Chetan Bhagat, Indian author, focused on India’s influential power. He notes that his country remains a poor nation with a GNP per inhabitant that is 4 times inferior to that of China. India has been dictated by a corrupted elite and a dynastic political cast for the past four generations, in addition to the effects of religion. Nevertheless, change can occur, even if India’s inherent problem is its culture (250 of English domination, indifference to inequalities, brewing religious conflicts). India requires a therapy, according to Bhagat. If there is no change without politics, there are no politics without culture. “The emancipation of my people is my inspiration, even if their passive nature can be a source of disappointment”.

The debate then targets democracy as the necessary cultural foundation for a more encompassing discussion. There is no universal prescription on this matter. Jafar insists on the importance of a State of Law, highlighting that corruption varies from one country to the next (tensions within clans vs western lobbies that finance political campaigns). Orsenna condenses: there are either too many internal political connections, either not enough of them. For the author, a country must have a personal narrative; the concept of a nation can not only be a technical solution.

According to Jafar, societies are the origin of cultural evolutions. For Bhagat, a fundamental weakness is that Indian artists, though highly esteemed, do not take political stands. The cultural sector remains in the shadow of the political sphere. The private sector will have to assume full responsibilities upon realizing culture’s power. For Jafar, companies have a role to play; they must not only rely on their productivity, but also have a social and sustainable development agenda.

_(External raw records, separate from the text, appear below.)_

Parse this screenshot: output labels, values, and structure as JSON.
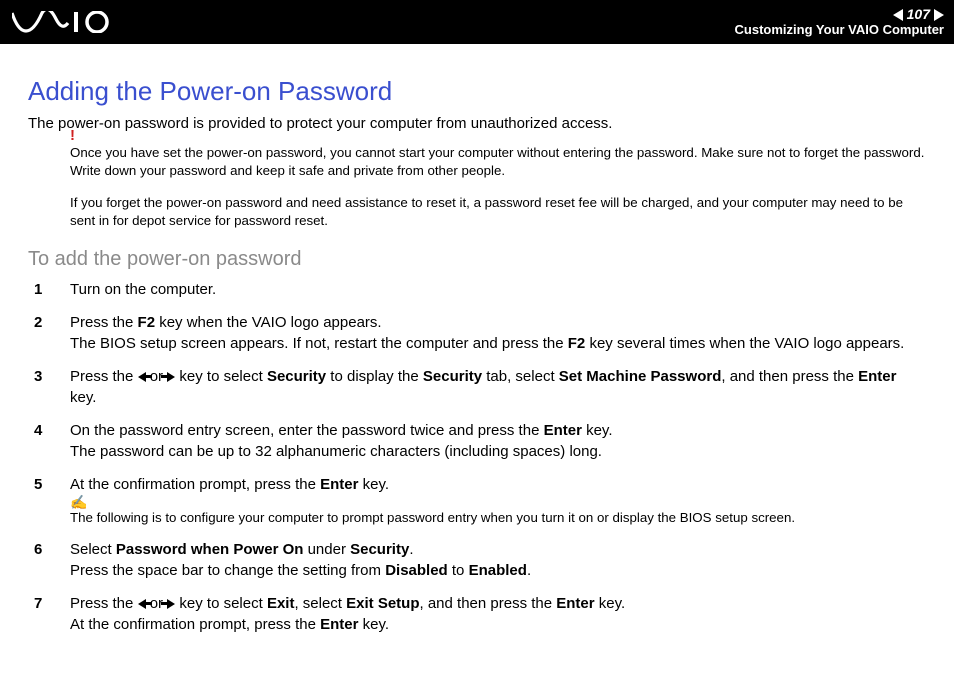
{
  "header": {
    "page_number": "107",
    "section": "Customizing Your VAIO Computer"
  },
  "title": "Adding the Power-on Password",
  "intro": "The power-on password is provided to protect your computer from unauthorized access.",
  "warning": "Once you have set the power-on password, you cannot start your computer without entering the password. Make sure not to forget the password. Write down your password and keep it safe and private from other people.",
  "warning2": "If you forget the power-on password and need assistance to reset it, a password reset fee will be charged, and your computer may need to be sent in for depot service for password reset.",
  "subtitle": "To add the power-on password",
  "tip": "The following is to configure your computer to prompt password entry when you turn it on or display the BIOS setup screen.",
  "steps": {
    "s1": "Turn on the computer.",
    "s2a": "Press the ",
    "s2b": " key when the VAIO logo appears.",
    "s2c": "The BIOS setup screen appears. If not, restart the computer and press the ",
    "s2d": " key several times when the VAIO logo appears.",
    "s3a": "Press the ",
    "s3b": " or ",
    "s3c": " key to select ",
    "s3d": " to display the ",
    "s3e": " tab, select ",
    "s3f": ", and then press the ",
    "s3g": " key.",
    "s4a": "On the password entry screen, enter the password twice and press the ",
    "s4b": " key.",
    "s4c": "The password can be up to 32 alphanumeric characters (including spaces) long.",
    "s5a": "At the confirmation prompt, press the ",
    "s5b": " key.",
    "s6a": "Select ",
    "s6b": " under ",
    "s6c": ".",
    "s6d": "Press the space bar to change the setting from ",
    "s6e": " to ",
    "s6f": ".",
    "s7a": "Press the ",
    "s7b": " or ",
    "s7c": " key to select ",
    "s7d": ", select ",
    "s7e": ", and then press the ",
    "s7f": " key.",
    "s7g": "At the confirmation prompt, press the ",
    "s7h": " key."
  },
  "bold": {
    "f2": "F2",
    "security": "Security",
    "set_machine": "Set Machine Password",
    "enter": "Enter",
    "pw_on": "Password when Power On",
    "disabled": "Disabled",
    "enabled": "Enabled",
    "exit": "Exit",
    "exit_setup": "Exit Setup"
  }
}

Bombardier contends that no cultural revolution can occur without equality of the sexes. Jafar advances that the UAE has adopted more policies toward equality of the sexes, encouraging the dubious to visit his country. Artists play a pivotal role in facilitating these changes. Jafar recalls Quincy Jones’ advice: to better understand a country’s culture, one should savor its cuisine, listen to its music, and learn at least 30 words in its lexicon.

Members of the audience provided multiple points of view: the Minister of Culture of South Africa insisted that politics are influenced by culture. Culture represents the people’s will and is the soul of a nation. Culture is perverted when it is used to oppress a people, yet also becomes virtuous when serving democracy and intercultural exchanges.

Guillaume Klossa invites the audience to not forget the essentials: "we are at a time when citizens are losing their reference points. Cultural leaders are held responsible. Similarly to when Stephan Zweig noted in 1913 that the intelligentsia knew of the brewing conflict but were unable to directly face it. We must redefine universality, beginning on a European scale. Our ecosystem is now a global one. Each must assume individual responsibility to partake in collective change, so as to avoid the worst".

Orsenna had the last word: "Politics can be defined as the confrontation with reality. Politics must thus make art possible, so that culture can in turn influence reality".